What is required:
Nothing but an exact copy is wanted: the line with "What data populates" and each line after it in the data below, last line included.

START Source records

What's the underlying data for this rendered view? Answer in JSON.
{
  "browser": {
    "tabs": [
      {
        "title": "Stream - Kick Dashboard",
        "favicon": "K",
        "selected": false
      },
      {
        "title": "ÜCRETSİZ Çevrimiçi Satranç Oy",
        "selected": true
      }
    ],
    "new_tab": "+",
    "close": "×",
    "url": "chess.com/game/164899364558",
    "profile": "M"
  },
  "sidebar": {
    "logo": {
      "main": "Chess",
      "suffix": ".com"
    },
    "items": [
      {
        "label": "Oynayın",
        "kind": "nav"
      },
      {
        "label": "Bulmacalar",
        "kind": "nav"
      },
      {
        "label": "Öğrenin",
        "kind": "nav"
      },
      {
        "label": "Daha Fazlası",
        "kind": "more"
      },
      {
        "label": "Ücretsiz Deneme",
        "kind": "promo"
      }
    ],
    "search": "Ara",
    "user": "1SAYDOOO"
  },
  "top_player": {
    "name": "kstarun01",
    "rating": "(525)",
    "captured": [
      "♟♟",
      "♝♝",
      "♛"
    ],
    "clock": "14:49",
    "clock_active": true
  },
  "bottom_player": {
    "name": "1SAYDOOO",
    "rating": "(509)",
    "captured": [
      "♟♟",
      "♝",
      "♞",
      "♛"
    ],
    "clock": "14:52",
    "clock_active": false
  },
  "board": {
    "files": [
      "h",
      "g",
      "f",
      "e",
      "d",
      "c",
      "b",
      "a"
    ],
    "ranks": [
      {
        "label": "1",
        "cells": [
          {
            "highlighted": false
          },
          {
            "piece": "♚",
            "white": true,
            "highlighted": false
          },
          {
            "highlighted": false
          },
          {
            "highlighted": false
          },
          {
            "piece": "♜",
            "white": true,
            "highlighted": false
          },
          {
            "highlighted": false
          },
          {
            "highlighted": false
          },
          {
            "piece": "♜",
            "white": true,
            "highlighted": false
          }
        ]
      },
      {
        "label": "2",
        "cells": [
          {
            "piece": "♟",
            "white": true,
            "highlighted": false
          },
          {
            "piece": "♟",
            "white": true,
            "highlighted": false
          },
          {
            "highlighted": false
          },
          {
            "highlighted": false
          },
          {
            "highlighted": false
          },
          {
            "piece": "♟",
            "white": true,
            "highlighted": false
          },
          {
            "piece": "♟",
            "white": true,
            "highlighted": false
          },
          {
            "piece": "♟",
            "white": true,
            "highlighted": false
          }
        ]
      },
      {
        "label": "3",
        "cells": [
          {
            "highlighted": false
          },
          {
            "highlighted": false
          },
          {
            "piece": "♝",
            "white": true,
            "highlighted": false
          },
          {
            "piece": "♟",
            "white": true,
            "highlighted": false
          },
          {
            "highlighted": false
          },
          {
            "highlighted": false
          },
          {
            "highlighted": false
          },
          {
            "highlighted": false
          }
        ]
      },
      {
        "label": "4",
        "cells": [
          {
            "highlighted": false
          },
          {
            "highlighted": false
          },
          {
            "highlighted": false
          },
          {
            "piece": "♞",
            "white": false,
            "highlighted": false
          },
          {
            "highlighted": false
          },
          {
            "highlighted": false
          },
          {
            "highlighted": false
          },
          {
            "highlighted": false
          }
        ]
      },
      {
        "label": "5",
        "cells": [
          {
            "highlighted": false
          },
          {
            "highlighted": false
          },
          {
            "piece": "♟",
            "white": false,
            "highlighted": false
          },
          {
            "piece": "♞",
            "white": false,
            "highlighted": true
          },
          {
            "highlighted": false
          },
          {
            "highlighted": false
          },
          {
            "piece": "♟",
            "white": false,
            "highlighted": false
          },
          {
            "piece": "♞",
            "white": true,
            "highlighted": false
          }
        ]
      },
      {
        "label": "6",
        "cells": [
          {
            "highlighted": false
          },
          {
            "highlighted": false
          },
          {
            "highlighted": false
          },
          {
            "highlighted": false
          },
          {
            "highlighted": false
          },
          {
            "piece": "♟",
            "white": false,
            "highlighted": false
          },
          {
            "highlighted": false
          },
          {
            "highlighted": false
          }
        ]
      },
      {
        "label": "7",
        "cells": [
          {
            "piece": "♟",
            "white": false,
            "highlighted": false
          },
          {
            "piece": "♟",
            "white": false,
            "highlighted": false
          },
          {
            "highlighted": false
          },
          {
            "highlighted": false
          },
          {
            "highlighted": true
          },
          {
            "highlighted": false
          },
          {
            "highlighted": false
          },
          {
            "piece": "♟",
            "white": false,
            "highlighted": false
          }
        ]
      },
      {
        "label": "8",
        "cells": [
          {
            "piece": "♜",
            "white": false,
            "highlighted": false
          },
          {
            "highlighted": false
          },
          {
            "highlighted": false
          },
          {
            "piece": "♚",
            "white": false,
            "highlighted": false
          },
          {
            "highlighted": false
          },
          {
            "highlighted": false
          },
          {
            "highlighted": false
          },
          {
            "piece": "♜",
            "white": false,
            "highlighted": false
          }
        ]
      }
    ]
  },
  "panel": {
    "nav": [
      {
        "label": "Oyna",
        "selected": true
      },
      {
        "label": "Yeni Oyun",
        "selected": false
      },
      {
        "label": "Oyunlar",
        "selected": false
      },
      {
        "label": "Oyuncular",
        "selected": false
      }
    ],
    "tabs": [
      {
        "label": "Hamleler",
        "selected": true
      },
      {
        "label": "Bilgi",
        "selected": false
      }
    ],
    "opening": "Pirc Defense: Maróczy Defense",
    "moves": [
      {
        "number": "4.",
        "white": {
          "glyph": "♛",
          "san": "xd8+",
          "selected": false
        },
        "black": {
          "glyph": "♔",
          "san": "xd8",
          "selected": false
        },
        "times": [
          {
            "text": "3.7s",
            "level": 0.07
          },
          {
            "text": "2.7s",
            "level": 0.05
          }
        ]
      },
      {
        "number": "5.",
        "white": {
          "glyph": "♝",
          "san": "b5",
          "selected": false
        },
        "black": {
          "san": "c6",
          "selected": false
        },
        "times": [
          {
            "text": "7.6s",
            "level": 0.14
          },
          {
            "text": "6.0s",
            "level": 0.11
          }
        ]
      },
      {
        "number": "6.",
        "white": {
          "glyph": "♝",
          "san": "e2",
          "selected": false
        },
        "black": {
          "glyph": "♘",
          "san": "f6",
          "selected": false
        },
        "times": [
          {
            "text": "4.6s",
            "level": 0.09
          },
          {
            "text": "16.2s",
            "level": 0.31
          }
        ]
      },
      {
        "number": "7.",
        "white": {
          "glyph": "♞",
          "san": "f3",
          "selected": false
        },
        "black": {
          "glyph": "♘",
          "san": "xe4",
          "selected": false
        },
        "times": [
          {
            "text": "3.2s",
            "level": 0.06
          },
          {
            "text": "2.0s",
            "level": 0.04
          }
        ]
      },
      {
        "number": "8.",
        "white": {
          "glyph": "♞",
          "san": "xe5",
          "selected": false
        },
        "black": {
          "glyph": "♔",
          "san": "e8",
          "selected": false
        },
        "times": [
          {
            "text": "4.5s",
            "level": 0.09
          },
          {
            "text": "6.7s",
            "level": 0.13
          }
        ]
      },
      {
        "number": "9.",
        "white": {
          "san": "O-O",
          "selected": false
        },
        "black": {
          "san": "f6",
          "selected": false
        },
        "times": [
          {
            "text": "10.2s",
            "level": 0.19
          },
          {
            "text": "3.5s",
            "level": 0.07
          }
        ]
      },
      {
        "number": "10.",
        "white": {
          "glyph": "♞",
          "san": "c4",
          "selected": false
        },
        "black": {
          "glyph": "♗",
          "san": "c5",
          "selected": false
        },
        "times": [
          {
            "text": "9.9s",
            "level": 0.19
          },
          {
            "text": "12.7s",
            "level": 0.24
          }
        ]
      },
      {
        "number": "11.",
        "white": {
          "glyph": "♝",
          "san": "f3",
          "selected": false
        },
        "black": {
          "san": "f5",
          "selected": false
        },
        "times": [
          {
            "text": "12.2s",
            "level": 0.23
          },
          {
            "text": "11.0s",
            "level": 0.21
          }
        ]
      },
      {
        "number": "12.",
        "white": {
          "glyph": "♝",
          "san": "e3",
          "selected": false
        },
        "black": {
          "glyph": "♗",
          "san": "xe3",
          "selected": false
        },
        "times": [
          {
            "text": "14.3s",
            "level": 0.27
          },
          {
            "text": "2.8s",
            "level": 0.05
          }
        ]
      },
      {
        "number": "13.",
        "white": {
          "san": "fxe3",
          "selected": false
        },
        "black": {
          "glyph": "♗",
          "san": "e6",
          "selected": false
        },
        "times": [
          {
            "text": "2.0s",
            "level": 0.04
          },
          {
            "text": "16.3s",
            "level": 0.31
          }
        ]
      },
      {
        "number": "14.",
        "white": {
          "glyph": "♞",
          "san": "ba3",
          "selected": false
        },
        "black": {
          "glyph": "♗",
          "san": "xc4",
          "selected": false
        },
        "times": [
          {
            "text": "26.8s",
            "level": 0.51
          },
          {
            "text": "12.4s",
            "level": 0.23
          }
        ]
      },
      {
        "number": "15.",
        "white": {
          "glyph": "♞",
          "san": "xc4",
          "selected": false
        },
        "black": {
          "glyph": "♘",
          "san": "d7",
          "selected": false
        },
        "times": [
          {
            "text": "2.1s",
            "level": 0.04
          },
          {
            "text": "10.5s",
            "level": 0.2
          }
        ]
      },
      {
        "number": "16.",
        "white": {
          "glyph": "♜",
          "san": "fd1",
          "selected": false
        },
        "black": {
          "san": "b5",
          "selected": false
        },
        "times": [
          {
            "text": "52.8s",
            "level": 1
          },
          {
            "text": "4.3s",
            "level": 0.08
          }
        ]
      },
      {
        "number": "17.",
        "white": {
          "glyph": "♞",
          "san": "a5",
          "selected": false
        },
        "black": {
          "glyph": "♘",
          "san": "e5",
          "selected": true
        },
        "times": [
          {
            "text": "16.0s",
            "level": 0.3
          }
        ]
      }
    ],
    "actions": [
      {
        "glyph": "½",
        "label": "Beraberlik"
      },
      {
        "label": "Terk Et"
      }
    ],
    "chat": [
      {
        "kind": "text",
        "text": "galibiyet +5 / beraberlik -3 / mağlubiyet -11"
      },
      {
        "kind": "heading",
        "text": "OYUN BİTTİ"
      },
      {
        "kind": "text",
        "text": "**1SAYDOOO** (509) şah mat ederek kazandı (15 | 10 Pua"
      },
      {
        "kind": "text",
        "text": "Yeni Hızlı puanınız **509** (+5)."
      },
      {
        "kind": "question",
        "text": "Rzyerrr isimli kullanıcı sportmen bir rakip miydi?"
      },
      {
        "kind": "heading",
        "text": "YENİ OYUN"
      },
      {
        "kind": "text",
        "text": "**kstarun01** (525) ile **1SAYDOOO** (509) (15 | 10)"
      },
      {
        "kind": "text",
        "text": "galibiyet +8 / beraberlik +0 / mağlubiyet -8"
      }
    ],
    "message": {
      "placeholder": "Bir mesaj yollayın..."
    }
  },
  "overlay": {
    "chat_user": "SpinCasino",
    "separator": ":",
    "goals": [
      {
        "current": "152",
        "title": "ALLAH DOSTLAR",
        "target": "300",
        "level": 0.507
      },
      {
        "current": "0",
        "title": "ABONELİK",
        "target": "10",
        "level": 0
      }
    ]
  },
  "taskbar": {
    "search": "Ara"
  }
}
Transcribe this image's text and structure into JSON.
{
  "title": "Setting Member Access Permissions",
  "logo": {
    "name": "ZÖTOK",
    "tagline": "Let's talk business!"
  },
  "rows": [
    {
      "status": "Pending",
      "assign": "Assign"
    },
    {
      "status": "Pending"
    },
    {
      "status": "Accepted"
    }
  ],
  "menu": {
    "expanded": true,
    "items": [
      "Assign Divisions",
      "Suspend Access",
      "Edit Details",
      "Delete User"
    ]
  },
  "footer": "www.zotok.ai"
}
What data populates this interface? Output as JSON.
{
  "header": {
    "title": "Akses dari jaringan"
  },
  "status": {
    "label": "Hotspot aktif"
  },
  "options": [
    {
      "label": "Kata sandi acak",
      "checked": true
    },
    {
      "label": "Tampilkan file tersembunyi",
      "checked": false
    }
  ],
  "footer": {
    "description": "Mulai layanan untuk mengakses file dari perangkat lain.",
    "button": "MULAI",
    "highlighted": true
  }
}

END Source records

Completed exercise:
What data populates this interface? Output as JSON.
{
  "header": {
    "title": "Akses dari jaringan"
  },
  "status": {
    "label": "Hotspot aktif"
  },
  "options": [
    {
      "label": "Kata sandi acak",
      "checked": true
    },
    {
      "label": "Tampilkan file tersembunyi",
      "checked": false
    }
  ],
  "footer": {
    "description": "Mulai layanan untuk mengakses file dari perangkat lain.",
    "button": "MULAI",
    "highlighted": true
  }
}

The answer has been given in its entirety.